Movies that focus on the torment of returning soldiers--from John Huston's "Let There be Light" to Hal Ashby's "Coming Home"--can convey war's horrors more woundingly than a gruesome battle saga. But not always.
Rafi, the young protagonist of "I Don't Give a Damn" (selected theaters)--Israel's most popular movie last year, and its nominee for the foreign film Oscar--is a young soldier, paralyzed from the legs down. An impulsive, idealistic guy before enlistment, he turns into an abrasive, self-pitying cynic. He punishes everyone around him--his mother, whom he ignores; his father, whom he drives to a suicide attempt; his brother and sister-in-law, whose home he trashes; his best friend, whom he insults, and his fiancee, whom he dumps.
Rarely has any handicapped hero behaved so boorishly. If Richard Widmark's Tommy Udo--famous for pushing a wheelchaired victim down a staircase in "Kiss of Death"--had met actor Ika Sohar's Rafi, Widmark probably would have gotten kicked downstairs himself.

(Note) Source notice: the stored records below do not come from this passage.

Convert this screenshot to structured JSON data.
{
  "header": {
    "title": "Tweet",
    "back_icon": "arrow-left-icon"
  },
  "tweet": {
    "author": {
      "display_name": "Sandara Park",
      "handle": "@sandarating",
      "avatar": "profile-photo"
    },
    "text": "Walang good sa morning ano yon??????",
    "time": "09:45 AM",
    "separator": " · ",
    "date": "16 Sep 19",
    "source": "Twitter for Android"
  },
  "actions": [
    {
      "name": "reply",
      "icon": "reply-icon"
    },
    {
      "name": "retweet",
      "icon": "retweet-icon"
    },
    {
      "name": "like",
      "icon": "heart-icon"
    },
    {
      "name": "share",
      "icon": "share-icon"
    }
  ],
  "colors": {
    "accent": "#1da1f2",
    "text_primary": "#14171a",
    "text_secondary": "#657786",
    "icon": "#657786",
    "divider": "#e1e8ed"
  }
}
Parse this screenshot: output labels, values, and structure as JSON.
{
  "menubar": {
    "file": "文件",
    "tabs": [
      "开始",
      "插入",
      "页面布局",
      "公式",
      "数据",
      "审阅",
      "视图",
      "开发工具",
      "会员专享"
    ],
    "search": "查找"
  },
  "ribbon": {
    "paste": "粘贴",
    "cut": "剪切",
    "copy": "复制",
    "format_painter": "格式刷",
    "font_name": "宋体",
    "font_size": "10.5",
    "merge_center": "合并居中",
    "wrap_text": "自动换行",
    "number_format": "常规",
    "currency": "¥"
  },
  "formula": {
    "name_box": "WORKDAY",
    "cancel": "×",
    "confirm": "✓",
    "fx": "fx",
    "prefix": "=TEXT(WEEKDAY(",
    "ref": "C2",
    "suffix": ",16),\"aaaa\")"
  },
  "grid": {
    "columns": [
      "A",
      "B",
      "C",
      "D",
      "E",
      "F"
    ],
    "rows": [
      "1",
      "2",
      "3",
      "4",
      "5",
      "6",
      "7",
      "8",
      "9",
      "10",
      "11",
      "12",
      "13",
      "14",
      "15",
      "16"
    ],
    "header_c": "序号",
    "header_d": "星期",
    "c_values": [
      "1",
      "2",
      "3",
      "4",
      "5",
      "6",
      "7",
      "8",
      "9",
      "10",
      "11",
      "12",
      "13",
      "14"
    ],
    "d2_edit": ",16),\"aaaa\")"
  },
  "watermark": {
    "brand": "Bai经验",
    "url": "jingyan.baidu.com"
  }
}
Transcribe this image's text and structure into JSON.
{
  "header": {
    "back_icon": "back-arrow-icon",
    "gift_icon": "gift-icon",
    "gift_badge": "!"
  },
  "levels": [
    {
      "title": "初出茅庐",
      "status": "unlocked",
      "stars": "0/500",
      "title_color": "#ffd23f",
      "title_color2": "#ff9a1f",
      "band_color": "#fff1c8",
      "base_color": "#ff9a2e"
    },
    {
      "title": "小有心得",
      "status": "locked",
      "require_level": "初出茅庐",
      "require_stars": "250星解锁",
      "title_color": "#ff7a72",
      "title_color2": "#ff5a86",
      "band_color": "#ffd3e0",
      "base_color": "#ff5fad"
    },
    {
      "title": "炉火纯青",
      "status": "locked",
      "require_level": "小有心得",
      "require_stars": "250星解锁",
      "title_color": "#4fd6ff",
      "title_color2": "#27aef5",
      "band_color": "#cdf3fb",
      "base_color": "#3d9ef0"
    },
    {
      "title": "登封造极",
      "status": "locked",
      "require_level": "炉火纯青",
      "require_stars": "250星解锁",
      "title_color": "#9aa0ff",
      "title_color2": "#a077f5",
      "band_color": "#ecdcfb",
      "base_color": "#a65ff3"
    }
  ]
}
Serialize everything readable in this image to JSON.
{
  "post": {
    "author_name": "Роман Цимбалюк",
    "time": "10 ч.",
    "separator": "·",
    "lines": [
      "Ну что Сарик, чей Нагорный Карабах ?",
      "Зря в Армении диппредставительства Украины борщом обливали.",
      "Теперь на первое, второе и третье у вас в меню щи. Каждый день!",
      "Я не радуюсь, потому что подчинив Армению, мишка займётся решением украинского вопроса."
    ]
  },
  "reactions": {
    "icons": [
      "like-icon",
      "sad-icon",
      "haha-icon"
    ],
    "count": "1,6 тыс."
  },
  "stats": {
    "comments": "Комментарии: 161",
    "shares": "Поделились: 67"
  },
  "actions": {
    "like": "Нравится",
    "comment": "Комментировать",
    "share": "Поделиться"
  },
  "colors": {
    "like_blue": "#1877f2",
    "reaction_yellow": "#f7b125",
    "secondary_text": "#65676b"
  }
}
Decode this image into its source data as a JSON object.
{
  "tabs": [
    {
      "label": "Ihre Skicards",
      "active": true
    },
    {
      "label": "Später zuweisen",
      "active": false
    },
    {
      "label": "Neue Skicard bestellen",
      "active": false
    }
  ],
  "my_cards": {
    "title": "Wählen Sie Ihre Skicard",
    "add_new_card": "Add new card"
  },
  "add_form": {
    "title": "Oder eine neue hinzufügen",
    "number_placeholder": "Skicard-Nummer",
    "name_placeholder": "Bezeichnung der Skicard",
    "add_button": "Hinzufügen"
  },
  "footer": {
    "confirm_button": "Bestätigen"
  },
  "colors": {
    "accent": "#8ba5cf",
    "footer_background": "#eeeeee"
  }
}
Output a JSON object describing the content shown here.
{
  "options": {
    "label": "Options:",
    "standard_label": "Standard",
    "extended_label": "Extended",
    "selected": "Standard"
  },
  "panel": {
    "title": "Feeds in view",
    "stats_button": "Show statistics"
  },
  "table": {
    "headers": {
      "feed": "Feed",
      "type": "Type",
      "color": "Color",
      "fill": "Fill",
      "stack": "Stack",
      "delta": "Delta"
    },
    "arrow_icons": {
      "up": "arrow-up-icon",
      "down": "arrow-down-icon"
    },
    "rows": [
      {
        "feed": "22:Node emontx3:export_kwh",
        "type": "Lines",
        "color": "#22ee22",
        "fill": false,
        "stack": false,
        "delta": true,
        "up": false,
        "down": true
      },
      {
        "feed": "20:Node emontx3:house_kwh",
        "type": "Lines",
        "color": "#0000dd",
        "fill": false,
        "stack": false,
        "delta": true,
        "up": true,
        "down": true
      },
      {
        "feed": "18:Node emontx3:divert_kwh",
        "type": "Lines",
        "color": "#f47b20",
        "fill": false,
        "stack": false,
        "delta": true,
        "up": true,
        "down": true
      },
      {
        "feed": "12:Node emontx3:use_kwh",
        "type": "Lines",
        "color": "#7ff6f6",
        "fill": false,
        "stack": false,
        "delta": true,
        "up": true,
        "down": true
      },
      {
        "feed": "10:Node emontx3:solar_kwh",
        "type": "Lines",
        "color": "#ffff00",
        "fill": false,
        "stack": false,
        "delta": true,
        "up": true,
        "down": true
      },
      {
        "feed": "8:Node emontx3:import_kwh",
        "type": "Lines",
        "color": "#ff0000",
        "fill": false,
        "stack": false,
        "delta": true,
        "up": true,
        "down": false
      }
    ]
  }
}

In a way, the film is the study of a handicapped victim's resentment of and prejudices against the healthy. Seemingly, Rafi--a handsome, personable young man who gives no signs of such vicious self-absorption before his injury--can relate only to other paraplegics, though he's rough on most of them as well. His self-pity is so absolute that, after a while, it's hard to give a damn about him.